Family dynamics among immigrants and their descendants in Estonia
Leen Rahnu, Tallinn University
Allan Puur, Tallinn University
Martin Klesment, Tallinn University
Luule Sakkeus, Tallinn University
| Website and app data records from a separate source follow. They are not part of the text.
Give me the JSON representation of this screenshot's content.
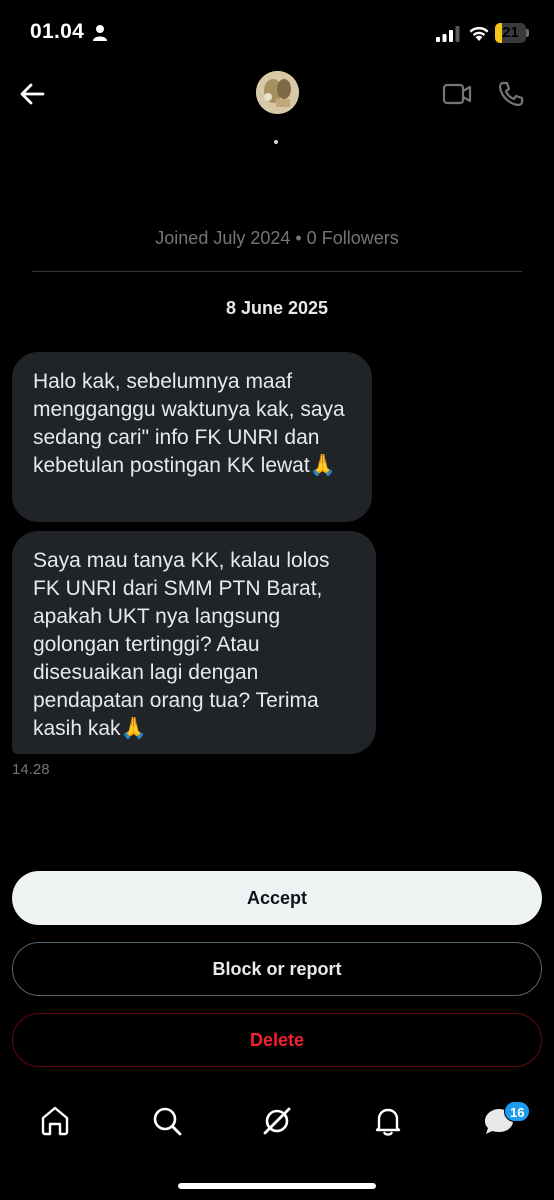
{
  "status_bar": {
    "time": "01.04",
    "battery_level": "21",
    "battery_fraction": 0.21
  },
  "header": {
    "back_icon": "arrow-left-icon",
    "avatar": "avatar",
    "video_icon": "video-camera-icon",
    "phone_icon": "phone-icon"
  },
  "profile": {
    "meta": "Joined July 2024 • 0 Followers"
  },
  "conversation": {
    "date": "8 June 2025",
    "messages": [
      {
        "text": "Halo kak, sebelumnya maaf mengganggu waktunya kak, saya sedang cari\" info FK UNRI dan kebetulan postingan KK lewat🙏"
      },
      {
        "text": "Saya mau tanya KK, kalau lolos FK UNRI dari SMM PTN Barat, apakah UKT nya langsung golongan tertinggi? Atau disesuaikan lagi dengan pendapatan orang tua? Terima kasih kak🙏"
      }
    ],
    "last_time": "14.28"
  },
  "actions": {
    "accept": "Accept",
    "block": "Block or report",
    "delete": "Delete"
  },
  "nav": {
    "items": [
      "home-icon",
      "search-icon",
      "grok-icon",
      "bell-icon",
      "messages-icon"
    ],
    "messages_badge": "16"
  },
  "colors": {
    "background": "#000000",
    "bubble": "#202327",
    "accent": "#1d9bf0",
    "danger": "#f4212e"
  }
}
Growing heterogeneity has become an important characteristic of European societies since the second half of the 20th century. This development has stimulated considerable interest in demographic patterns among the populations with immigrant background. This study investigates partnership formation and dissolution among immigrants and their descendants in Estonia born in 1924–1983, against the background of native population. It complements the existing literature by providing a case study of an East European country with a relatively long history of large-scale immigration that stretches back to the late 1940s. The processes covered in the analysis include the formation and dissolution of first and second unions. In addition, we distinguish between the entry into union via direct marriage and cohabitation, and the outcomes of consensual union (conversion into registered marriage and separation). Based on earlier studies, we formulate three hypotheses. According to first hypothesis, we expect that the new family patterns, in particular the shift from direct marriage to non-marital cohabitation, emerged somewhat later among the foreign-origin population. Considering the relatively slow integration of immigrants, we further hypothesise that differences between immigrants and their second generation are relatively small in Estonia. Finally, we are interested in the extent to which intergroup differences are manifested in different processes. We expect in family initiation that differences are more pronounced in first unions since the entry into second union is selective for the acceptance on non-traditional family behaviour (union dissolution) in the previous stages of the life course. The data for the analysis come from two nationally representative surveys: the Estonian Generations and Gender Survey conducted in 2004/2005, and the Estonian Family and Fertility survey conducted in 1994/1997. To analyse family dynamics, we use proportional hazard event history models. Besides single decrement models, we employ competing risk models that allow for direct comparison between different processes.